In 2007, Michael Sanderson got a five-year loan to buy a 1,000-acre farm south of Childers. He planned to harvest timber on the property.
Over several years, the bank got a series of valuations that differed significantly. As he was seeking to have the loan rolled over, confident in securing another five years, the value went from $900,000 to $435,000.
Michael Sanderson, who fought Bank of Queensland in court for six years.
Mr Sanderson’s loan was $462,500. He believes the changes in valuations were intentional, putting him into what’s known as non-monetary default — where a borrower finds themselves in default because of a change of circumstances, not from missing any payments.
Within 12 months, he was served with a notice of intention to sell and subsequently relinquished the property.
He said he approached 50 different lawyers, legal centres and universities looking help, but there was “absolutely nothing out there”.
WHAT WOULD YOU DO?
If you were in Michael’s situation, would you move on with your life, or represent yourself?
‘Like a penguin in the desert’
Many disputes with banks start out with the organisation’s customer advocate or the Australian Financial Complaints Authority, which was introduced in November and replaced other bodies, including FOS.
When the customer remains unsatisfied, that’s when things progress to the courts, which are rarely favourable to individuals, according to Gerard Brody of the Consumer Action Law Centre.
Community legal centres — low-cost alternatives to hiring a private lawyer — give advice to about 200,000 people each year, but turn away a further 170,000, the sector’s peak body says.
For them, cases involving financial disputes with major lenders are often too complex and take too long to litigate. They can provide phone advice but rarely representation in court.

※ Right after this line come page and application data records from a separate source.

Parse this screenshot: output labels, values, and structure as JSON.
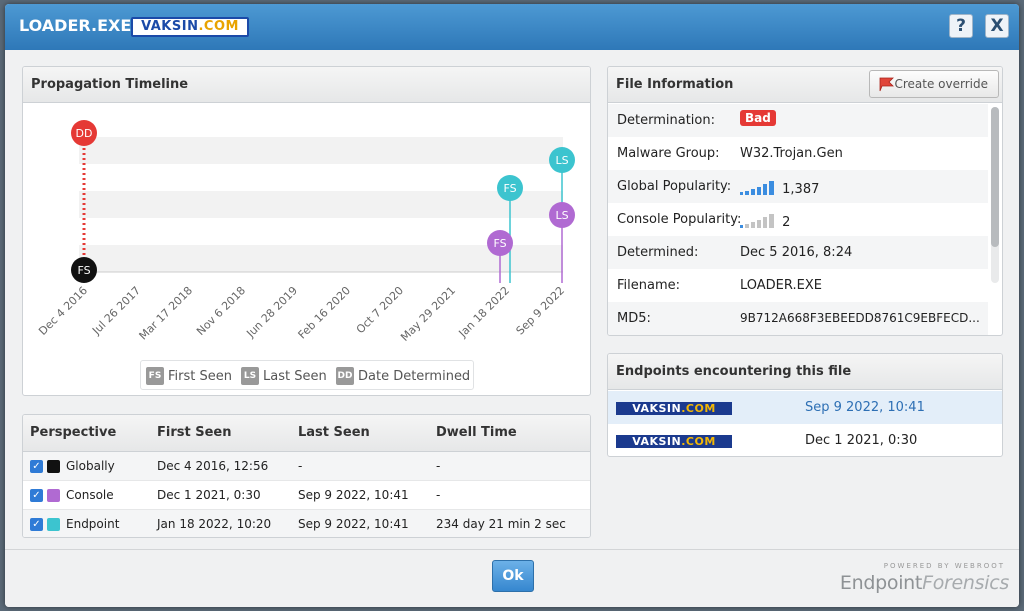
{
  "window": {
    "title": "LOADER.EXE",
    "brand_badge_prefix": "VAKSIN",
    "brand_badge_suffix": ".COM",
    "help_label": "?",
    "close_label": "X"
  },
  "timeline": {
    "title": "Propagation Timeline",
    "x_ticks": [
      "Dec 4 2016",
      "Jul 26 2017",
      "Mar 17 2018",
      "Nov 6 2018",
      "Jun 28 2019",
      "Feb 16 2020",
      "Oct 7 2020",
      "May 29 2021",
      "Jan 18 2022",
      "Sep 9 2022"
    ],
    "markers": [
      {
        "label": "DD",
        "color": "#e53935"
      },
      {
        "label": "FS",
        "color": "#111111"
      },
      {
        "label": "FS",
        "color": "#b06ad2"
      },
      {
        "label": "FS",
        "color": "#3cc4cf"
      },
      {
        "label": "LS",
        "color": "#3cc4cf"
      },
      {
        "label": "LS",
        "color": "#b06ad2"
      }
    ],
    "legend": [
      {
        "code": "FS",
        "label": "First Seen"
      },
      {
        "code": "LS",
        "label": "Last Seen"
      },
      {
        "code": "DD",
        "label": "Date Determined"
      }
    ]
  },
  "perspective": {
    "headers": [
      "Perspective",
      "First Seen",
      "Last Seen",
      "Dwell Time"
    ],
    "rows": [
      {
        "name": "Globally",
        "color": "#111111",
        "first_seen": "Dec 4 2016, 12:56",
        "last_seen": "-",
        "dwell": "-"
      },
      {
        "name": "Console",
        "color": "#b06ad2",
        "first_seen": "Dec 1 2021, 0:30",
        "last_seen": "Sep 9 2022, 10:41",
        "dwell": "-"
      },
      {
        "name": "Endpoint",
        "color": "#3cc4cf",
        "first_seen": "Jan 18 2022, 10:20",
        "last_seen": "Sep 9 2022, 10:41",
        "dwell": "234 day 21 min 2 sec"
      }
    ]
  },
  "file_info": {
    "title": "File Information",
    "override_label": "Create override",
    "determination_label": "Determination:",
    "determination_value": "Bad",
    "malware_group_label": "Malware Group:",
    "malware_group_value": "W32.Trojan.Gen",
    "global_pop_label": "Global Popularity:",
    "global_pop_value": "1,387",
    "console_pop_label": "Console Popularity:",
    "console_pop_value": "2",
    "determined_label": "Determined:",
    "determined_value": "Dec 5 2016, 8:24",
    "filename_label": "Filename:",
    "filename_value": "LOADER.EXE",
    "md5_label": "MD5:",
    "md5_value": "9B712A668F3EBEEDD8761C9EBFECD..."
  },
  "endpoints": {
    "title": "Endpoints encountering this file",
    "rows": [
      {
        "logo_prefix": "VAKSIN",
        "logo_suffix": ".COM",
        "date": "Sep 9 2022, 10:41",
        "selected": true
      },
      {
        "logo_prefix": "VAKSIN",
        "logo_suffix": ".COM",
        "date": "Dec 1 2021, 0:30",
        "selected": false
      }
    ]
  },
  "footer": {
    "ok_label": "Ok",
    "powered_by": "POWERED BY WEBROOT",
    "product_part1": "Endpoint",
    "product_part2": "Forensics"
  },
  "colors": {
    "accent": "#2e78b8",
    "bad": "#e53935",
    "popularity_blue": "#3b8de0",
    "popularity_grey": "#c4c4c4"
  }
}
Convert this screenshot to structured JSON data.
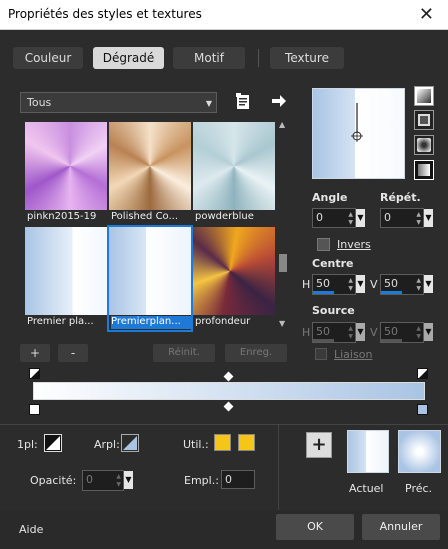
{
  "window": {
    "title": "Propriétés des styles et textures",
    "close_glyph": "✕"
  },
  "tabs": [
    {
      "label": "Couleur",
      "active": false
    },
    {
      "label": "Dégradé",
      "active": true
    },
    {
      "label": "Motif",
      "active": false
    },
    {
      "label": "Texture",
      "active": false
    }
  ],
  "category": {
    "value": "Tous"
  },
  "thumbnails": [
    {
      "caption": "pinkn2015-19",
      "selected": false
    },
    {
      "caption": "Polished Co...",
      "selected": false
    },
    {
      "caption": "powderblue",
      "selected": false
    },
    {
      "caption": "Premier pla...",
      "selected": false
    },
    {
      "caption": "Premierplan...",
      "selected": true
    },
    {
      "caption": "profondeur",
      "selected": false
    }
  ],
  "list_buttons": {
    "add": "+",
    "remove": "-",
    "reset": "Réinit.",
    "save": "Enreg."
  },
  "angle": {
    "label": "Angle",
    "value": "0"
  },
  "repeat": {
    "label": "Répét.",
    "value": "0"
  },
  "invert": {
    "label": "Invers"
  },
  "center": {
    "label": "Centre",
    "h_label": "H",
    "h_value": "50",
    "v_label": "V",
    "v_value": "50"
  },
  "source": {
    "label": "Source",
    "h_label": "H",
    "h_value": "50",
    "v_label": "V",
    "v_value": "50"
  },
  "link": {
    "label": "Liaison"
  },
  "bottom": {
    "fg_label": "1pl:",
    "bg_label": "Arpl:",
    "user_label": "Util.:",
    "opacity_label": "Opacité:",
    "opacity_value": "0",
    "location_label": "Empl.:",
    "location_value": "0",
    "add_label": "+",
    "current_label": "Actuel",
    "previous_label": "Préc."
  },
  "footer": {
    "help": "Aide",
    "ok": "OK",
    "cancel": "Annuler"
  },
  "colors": {
    "accent": "#1e7ad6",
    "gradient_start": "#ffffff",
    "gradient_end": "#a9c4e4",
    "user_swatch": "#f5c518"
  },
  "icons": [
    "close-icon",
    "save-preset-icon",
    "arrow-right-icon",
    "linear-style-icon",
    "rectangular-style-icon",
    "sunburst-style-icon",
    "radial-style-icon",
    "stop-marker-icon"
  ]
}
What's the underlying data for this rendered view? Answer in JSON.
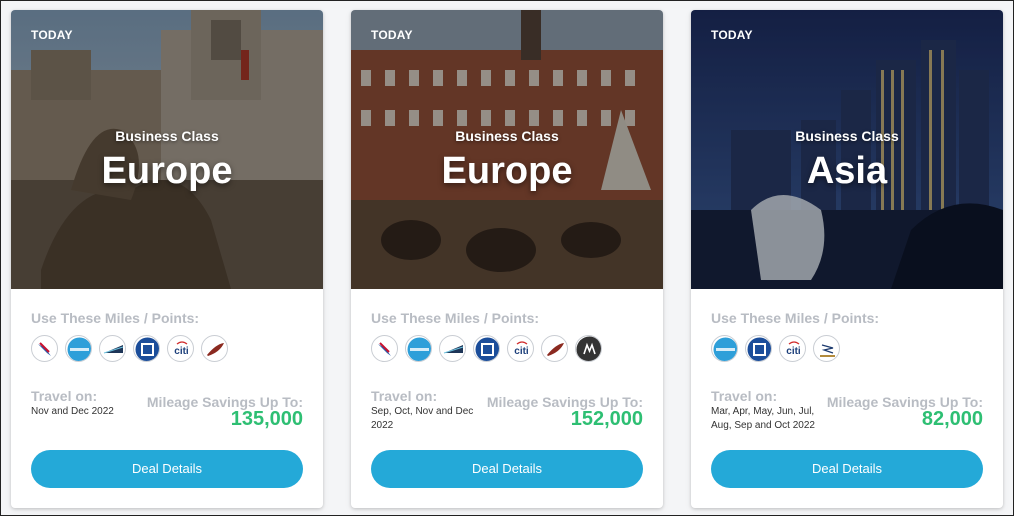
{
  "cards": [
    {
      "badge": "TODAY",
      "class_label": "Business Class",
      "destination": "Europe",
      "miles_label": "Use These Miles / Points:",
      "logos": [
        "american-airlines-icon",
        "amex-icon",
        "alaska-airlines-icon",
        "chase-icon",
        "citi-icon",
        "virgin-icon"
      ],
      "travel_label": "Travel on:",
      "travel_dates": "Nov and Dec 2022",
      "savings_label": "Mileage Savings Up To:",
      "savings_value": "135,000",
      "button_label": "Deal Details"
    },
    {
      "badge": "TODAY",
      "class_label": "Business Class",
      "destination": "Europe",
      "miles_label": "Use These Miles / Points:",
      "logos": [
        "american-airlines-icon",
        "amex-icon",
        "alaska-airlines-icon",
        "chase-icon",
        "citi-icon",
        "virgin-icon",
        "marriott-icon"
      ],
      "travel_label": "Travel on:",
      "travel_dates": "Sep, Oct, Nov and Dec 2022",
      "savings_label": "Mileage Savings Up To:",
      "savings_value": "152,000",
      "button_label": "Deal Details"
    },
    {
      "badge": "TODAY",
      "class_label": "Business Class",
      "destination": "Asia",
      "miles_label": "Use These Miles / Points:",
      "logos": [
        "amex-icon",
        "chase-icon",
        "citi-icon",
        "singapore-airlines-icon"
      ],
      "travel_label": "Travel on:",
      "travel_dates": "Mar, Apr, May, Jun, Jul, Aug, Sep and Oct 2022",
      "savings_label": "Mileage Savings Up To:",
      "savings_value": "82,000",
      "button_label": "Deal Details"
    }
  ],
  "colors": {
    "accent": "#24a9d8",
    "savings": "#2ebf73",
    "muted_label": "#b8bcc3"
  }
}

Legal Aid, which is means-tested, is mostly only available for criminal and family law matters.
The legal sector argues the lack of affordable legal help is the result of successive government funding shortfalls.
In the most recent budget, the Morrison Government proposed an extra $20 million in baseline funding from next year.

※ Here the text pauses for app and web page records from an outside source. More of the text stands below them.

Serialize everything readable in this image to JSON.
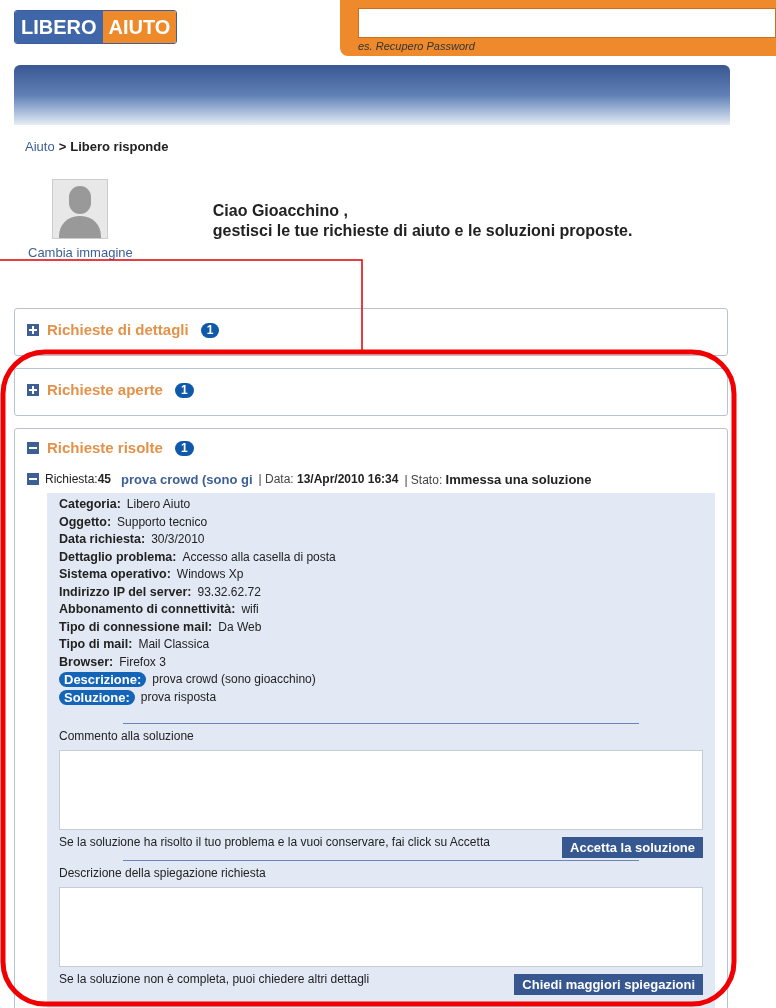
{
  "header": {
    "logo": [
      "LIBERO",
      "AIUTO"
    ],
    "search": {
      "hint": "es. Recupero Password"
    }
  },
  "breadcrumb": {
    "link": "Aiuto",
    "separator": ">",
    "current": "Libero risponde"
  },
  "profile": {
    "change_image": "Cambia immagine",
    "greeting": "Ciao Gioacchino ,",
    "subtitle": "gestisci le tue richieste di aiuto e le soluzioni proposte."
  },
  "sections": [
    {
      "title": "Richieste di dettagli",
      "count": "1",
      "expanded": false
    },
    {
      "title": "Richieste aperte",
      "count": "1",
      "expanded": false
    },
    {
      "title": "Richieste risolte",
      "count": "1",
      "expanded": true
    }
  ],
  "request": {
    "expanded": true,
    "id_label": "Richiesta:",
    "id": "45",
    "subject": "prova crowd (sono gi",
    "date_label": "| Data:",
    "date": "13/Apr/2010 16:34",
    "status_label": "| Stato:",
    "status": "Immessa una soluzione",
    "fields": [
      {
        "kind": "field",
        "label": "Categoria:",
        "value": "Libero Aiuto"
      },
      {
        "kind": "field",
        "label": "Oggetto:",
        "value": "Supporto tecnico"
      },
      {
        "kind": "field",
        "label": "Data richiesta:",
        "value": "30/3/2010"
      },
      {
        "kind": "field",
        "label": "Dettaglio problema:",
        "value": "Accesso alla casella di posta"
      },
      {
        "kind": "field",
        "label": "Sistema operativo:",
        "value": "Windows Xp"
      },
      {
        "kind": "field",
        "label": "Indirizzo IP del server:",
        "value": "93.32.62.72"
      },
      {
        "kind": "field",
        "label": "Abbonamento di connettività:",
        "value": "wifi"
      },
      {
        "kind": "field",
        "label": "Tipo di connessione mail:",
        "value": "Da Web"
      },
      {
        "kind": "field",
        "label": "Tipo di mail:",
        "value": "Mail Classica"
      },
      {
        "kind": "field",
        "label": "Browser:",
        "value": "Firefox 3"
      },
      {
        "kind": "tag",
        "label": "Descrizione:",
        "value": "prova crowd (sono gioacchino)"
      },
      {
        "kind": "tag",
        "label": "Soluzione:",
        "value": "prova risposta"
      }
    ],
    "forms": [
      {
        "label": "Commento alla soluzione",
        "hint": "Se la soluzione ha risolto il tuo problema e la vuoi conservare, fai click su Accetta",
        "button": "Accetta la soluzione"
      },
      {
        "label": "Descrizione della spiegazione richiesta",
        "hint": "Se la soluzione non è completa, puoi chiedere altri dettagli",
        "button": "Chiedi maggiori spiegazioni"
      }
    ]
  }
}
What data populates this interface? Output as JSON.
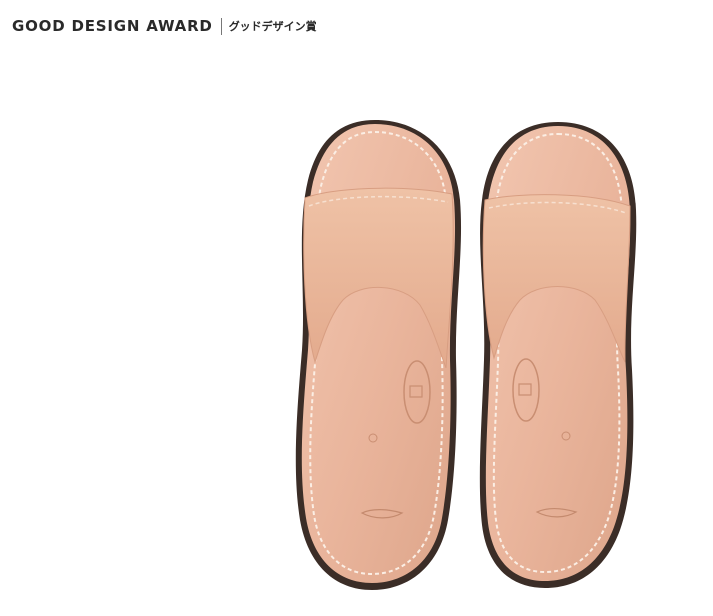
{
  "header": {
    "title": "GOOD DESIGN AWARD",
    "subtitle_jp": "グッドデザイン賞"
  },
  "photo": {
    "subject": "leather-slippers",
    "colors": {
      "leather": "#e8b49a",
      "sole": "#3a2c26",
      "stitch": "#fbeee4",
      "background": "#ffffff"
    }
  }
}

The Law Council of Australia, the National Association of Community Legal Centres and other groups called that insignificant, citing a 2014 Productivity Commission report that put an acceptable figure at about $200 million.
In April, a Senate committee recommended the Federal Government put a levy on the largest financial institutions to raise funds for legal assistance and financial counselling for individuals and small business owners.

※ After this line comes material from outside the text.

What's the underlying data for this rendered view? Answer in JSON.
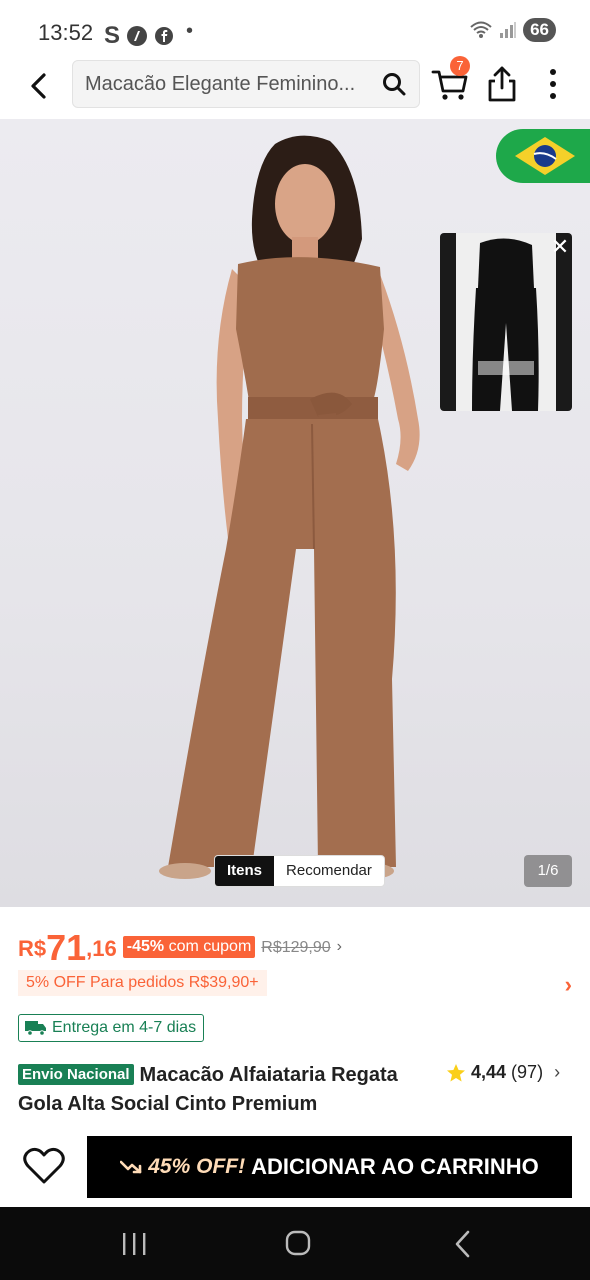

The Attorney-General’s Department told the ABC it was currently considering the Senate report’s findings, and noted the Government was reviewing funding for financial counselling.
While those who fought a financial service provider told the ABC they struggled to find a lawyer to help them, that was just one issue.
Just as many said that the solicitors and barristers representing their opponents took advantage of their unfamiliarity with the courts, delaying proceedings and refusing to cooperate.
“One of the frustrations we find, even at the very initial stages of trying to advise people about their rights, is that financial service providers are either unwilling or unable to provide relevant documentation,” Mr Brody said.
He said that, like governments, banks should be subject to model litigant rules, requiring their lawyers act fairly, not take advantage of opponents without resources and not rely on technical defences to beat claims.
“The law should never be used as a weapon,” Arthur Moses SC, president of the Law Council, the peak body for the legal community, said.
“Lawyers are expected to demonstrate appropriate patience during a trial involving unrepresented parties, as the courts recognise that unrepresented litigants may require additional support in terms of procedural explanation from the court.”
However, self-represented litigants told the ABC that support was rarely forthcoming.
They felt talked-down-to by judges and registrars and that their relative inexperience in court — one referred to themselves as “a penguin in the desert” — was glossed over during highly complex hearings.
As Mr Shannon, clearly still bruised by his experiences, said: “If you are not a lawyer, and you are not represented, you are treated as dirt.”